Even though it is frustrating at times, blogging is by far the best side hustle because it gives you the leverage of passive income. All online jobs have the advantage of enabling you to work from home and make your own hours. But only blogging lets you leverage your past efforts even YEARS after you have put them in. For instance, my post about how much it costs to remodel a condo is still generating a ton of traffic. It’s still generating Adsense income and affiliate revenue every month, and I wrote it years ago. Yes, I’ve probably spent 30 minutes tweaking it for additional profit this year, but generally, I don’t have to do anything to keep on seeing that money.
With other jobs and side hustles, you only make money once. But, if I stopped writing today, I would be making money off of the blog for years and years to come. And if I continue to invest in the blog, the sky is the limit.
So even though I am stalled out right now, I know that blogging is worth my time investment. And even if I stay right where I am (which I won’t), I know that I am still making $200 an hour for my time.

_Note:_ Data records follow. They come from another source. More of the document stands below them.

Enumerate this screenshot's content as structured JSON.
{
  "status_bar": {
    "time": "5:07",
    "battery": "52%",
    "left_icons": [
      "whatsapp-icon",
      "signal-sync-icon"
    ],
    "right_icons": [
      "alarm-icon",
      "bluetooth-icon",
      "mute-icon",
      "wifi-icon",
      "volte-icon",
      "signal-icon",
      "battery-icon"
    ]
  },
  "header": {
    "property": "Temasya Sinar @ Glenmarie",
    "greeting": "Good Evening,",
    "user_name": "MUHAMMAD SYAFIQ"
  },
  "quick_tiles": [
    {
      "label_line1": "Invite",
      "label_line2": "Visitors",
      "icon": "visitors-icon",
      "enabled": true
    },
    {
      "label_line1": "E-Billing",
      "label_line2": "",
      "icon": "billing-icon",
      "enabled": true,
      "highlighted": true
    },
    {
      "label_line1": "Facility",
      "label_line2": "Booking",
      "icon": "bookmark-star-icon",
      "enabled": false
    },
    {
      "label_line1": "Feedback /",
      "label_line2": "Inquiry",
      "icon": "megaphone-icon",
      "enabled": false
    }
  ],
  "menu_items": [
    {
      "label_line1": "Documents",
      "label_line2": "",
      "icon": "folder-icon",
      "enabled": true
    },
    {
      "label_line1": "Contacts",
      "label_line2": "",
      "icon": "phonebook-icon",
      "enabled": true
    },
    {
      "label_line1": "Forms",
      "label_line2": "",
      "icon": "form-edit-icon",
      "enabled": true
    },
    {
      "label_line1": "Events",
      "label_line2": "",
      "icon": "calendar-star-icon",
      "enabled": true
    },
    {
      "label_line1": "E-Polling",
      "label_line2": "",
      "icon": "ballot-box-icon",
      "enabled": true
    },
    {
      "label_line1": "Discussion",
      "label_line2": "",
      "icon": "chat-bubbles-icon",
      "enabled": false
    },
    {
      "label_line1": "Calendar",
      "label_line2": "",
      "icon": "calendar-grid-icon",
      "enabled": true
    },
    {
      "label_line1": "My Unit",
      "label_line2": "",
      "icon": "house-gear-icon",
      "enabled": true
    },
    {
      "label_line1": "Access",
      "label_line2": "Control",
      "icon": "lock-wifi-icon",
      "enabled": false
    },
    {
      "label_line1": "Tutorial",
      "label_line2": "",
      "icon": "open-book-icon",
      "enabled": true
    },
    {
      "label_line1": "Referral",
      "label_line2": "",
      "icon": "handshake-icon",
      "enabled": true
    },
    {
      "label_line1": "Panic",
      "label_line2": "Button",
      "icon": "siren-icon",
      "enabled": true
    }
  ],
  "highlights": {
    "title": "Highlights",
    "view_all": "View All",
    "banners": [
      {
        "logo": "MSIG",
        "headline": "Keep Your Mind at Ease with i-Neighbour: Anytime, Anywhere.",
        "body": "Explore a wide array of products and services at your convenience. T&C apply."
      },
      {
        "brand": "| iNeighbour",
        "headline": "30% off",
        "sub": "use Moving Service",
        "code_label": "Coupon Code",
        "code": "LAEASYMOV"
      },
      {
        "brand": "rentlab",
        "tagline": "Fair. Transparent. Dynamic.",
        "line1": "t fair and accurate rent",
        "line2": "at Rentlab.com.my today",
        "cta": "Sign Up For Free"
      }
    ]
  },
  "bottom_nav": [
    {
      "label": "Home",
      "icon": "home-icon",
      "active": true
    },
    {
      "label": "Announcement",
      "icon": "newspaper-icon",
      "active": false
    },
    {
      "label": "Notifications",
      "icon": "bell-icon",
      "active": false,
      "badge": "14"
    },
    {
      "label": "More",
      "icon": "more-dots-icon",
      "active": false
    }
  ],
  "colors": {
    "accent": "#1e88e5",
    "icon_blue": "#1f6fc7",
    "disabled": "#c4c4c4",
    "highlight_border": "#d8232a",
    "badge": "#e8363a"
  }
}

Chris Roane is a financial blogger who loves to be transparent about money-related issues. He’s paid off massive amounts of credit card debt and is the blog author of Money Stir. His main focus on Money Stir is talking about how money relates to our relationships, personal development, and how to plan for the future we want. He’s been quoted on Market Watch, The Ladders, and other publications.